According to a recent article http://www.creditslips.org/creditslips/2014/10/bankruptcy-filings-are-low-but-not-everywhere.html by Bob Lawless, the District of Utah ranks 8th out of 90 judicial districts in the number of bankruptcy cases per 1,000 people.
The image on the left shows the filing rate per 1,000 people between October 2013 and September 2014 in various judicial districts.
Now the article does NOT explain why there is a variation by district, not even when there is gross disparity between two districts with the same economics. It hypothesizes that it may be in part due to the legal culture of the community. For instance, some states don’t allow wage garnishment, or have wage garnishment curtailed.

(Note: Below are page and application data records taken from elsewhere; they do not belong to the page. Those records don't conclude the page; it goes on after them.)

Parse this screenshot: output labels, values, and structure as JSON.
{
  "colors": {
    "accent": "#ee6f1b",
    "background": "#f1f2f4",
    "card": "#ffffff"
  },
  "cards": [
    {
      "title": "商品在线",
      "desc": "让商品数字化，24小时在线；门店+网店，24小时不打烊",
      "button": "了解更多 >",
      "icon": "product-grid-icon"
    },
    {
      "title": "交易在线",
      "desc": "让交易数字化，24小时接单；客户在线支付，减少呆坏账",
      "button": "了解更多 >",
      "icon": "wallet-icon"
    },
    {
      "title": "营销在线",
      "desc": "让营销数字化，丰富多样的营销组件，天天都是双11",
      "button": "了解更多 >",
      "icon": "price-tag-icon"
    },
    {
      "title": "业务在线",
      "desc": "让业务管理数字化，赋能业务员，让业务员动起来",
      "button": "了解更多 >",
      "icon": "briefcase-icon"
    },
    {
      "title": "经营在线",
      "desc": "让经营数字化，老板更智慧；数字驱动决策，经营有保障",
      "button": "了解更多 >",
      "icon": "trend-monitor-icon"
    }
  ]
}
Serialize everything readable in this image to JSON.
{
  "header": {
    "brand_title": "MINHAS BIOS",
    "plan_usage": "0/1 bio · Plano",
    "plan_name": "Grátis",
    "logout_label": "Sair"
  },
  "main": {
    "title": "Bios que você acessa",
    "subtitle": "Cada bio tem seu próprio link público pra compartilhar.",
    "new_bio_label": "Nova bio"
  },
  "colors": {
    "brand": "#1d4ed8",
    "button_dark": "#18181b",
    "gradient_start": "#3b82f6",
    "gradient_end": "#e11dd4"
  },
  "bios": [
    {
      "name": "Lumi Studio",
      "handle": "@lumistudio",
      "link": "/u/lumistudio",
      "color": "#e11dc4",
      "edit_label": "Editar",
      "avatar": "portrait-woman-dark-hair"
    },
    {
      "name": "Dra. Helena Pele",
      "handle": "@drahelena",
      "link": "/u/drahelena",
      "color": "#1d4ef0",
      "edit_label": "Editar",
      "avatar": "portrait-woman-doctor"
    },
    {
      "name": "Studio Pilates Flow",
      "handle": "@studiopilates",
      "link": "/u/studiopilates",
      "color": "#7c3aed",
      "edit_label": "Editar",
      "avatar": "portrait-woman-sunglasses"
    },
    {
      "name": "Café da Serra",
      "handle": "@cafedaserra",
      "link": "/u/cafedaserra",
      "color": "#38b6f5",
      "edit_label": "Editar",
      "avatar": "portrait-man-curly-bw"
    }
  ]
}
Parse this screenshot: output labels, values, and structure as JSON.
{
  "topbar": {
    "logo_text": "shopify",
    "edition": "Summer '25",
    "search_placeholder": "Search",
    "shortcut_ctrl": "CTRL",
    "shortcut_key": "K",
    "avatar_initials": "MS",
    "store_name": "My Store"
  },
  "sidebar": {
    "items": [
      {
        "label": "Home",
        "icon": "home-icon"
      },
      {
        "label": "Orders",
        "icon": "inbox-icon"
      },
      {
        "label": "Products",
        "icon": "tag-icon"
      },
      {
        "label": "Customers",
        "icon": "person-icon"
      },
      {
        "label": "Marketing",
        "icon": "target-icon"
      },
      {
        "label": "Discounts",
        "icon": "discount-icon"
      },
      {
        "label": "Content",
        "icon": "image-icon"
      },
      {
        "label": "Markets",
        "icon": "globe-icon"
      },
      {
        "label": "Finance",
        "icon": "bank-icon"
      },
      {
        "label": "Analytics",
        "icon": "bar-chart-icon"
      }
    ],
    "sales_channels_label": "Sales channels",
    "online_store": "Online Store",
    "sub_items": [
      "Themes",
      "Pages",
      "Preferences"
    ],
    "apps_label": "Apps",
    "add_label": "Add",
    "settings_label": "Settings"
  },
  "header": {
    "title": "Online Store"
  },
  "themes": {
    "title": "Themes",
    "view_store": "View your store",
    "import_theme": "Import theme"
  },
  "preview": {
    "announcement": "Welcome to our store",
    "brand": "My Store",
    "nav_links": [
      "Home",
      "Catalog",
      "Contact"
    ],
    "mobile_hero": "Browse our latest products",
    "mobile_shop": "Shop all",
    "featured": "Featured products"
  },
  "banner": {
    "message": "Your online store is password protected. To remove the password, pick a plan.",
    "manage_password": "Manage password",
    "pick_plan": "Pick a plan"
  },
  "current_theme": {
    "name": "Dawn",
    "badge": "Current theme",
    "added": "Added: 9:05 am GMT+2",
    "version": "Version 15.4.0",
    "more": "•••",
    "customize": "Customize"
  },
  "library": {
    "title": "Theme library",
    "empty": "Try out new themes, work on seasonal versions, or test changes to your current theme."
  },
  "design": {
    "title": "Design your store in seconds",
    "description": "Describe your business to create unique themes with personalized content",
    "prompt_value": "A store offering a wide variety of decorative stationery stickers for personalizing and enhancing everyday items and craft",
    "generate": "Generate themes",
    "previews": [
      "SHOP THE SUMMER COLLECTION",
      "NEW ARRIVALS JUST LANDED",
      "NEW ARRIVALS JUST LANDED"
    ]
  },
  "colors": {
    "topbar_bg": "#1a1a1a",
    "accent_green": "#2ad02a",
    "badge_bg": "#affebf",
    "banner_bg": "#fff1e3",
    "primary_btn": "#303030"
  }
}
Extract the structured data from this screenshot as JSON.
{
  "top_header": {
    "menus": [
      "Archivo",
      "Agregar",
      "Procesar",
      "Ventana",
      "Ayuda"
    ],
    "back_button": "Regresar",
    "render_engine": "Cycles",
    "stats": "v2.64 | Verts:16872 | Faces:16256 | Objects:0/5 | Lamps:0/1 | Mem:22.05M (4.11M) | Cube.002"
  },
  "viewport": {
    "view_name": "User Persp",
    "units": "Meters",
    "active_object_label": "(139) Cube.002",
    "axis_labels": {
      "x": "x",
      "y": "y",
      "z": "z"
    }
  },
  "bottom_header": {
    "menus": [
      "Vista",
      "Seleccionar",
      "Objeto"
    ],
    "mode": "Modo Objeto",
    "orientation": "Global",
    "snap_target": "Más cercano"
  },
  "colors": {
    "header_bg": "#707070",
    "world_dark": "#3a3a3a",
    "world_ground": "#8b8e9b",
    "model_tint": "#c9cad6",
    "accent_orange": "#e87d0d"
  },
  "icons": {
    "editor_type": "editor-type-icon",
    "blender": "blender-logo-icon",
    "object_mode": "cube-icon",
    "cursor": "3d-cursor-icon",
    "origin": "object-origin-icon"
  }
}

On the other hand, here in Utah, collectors have a veritable cornucopia of tools available to collect and is a fairly creditor-friendly state. If you fall behind on a debt in Utah, creditors can get a judgment against you and then garnish wages, or attach your home, levy bank accounts or tax refunds, or even do a writ of execution and come into your house, take your’s son’s xBox, and sell it to pay your debts. In other states, you can protect your tax refund, not in Utah. In California, you get a $75,000 wildcard exemption to protect anything you darn well please, even that bag of ancient Roman coins on the kitchen table — not in Utah.
Quite possibly, the pro-creditor laws here allow creditors to more actively pursue debtors, forcing more debtors into bankruptcy. But honestly, I don’t know.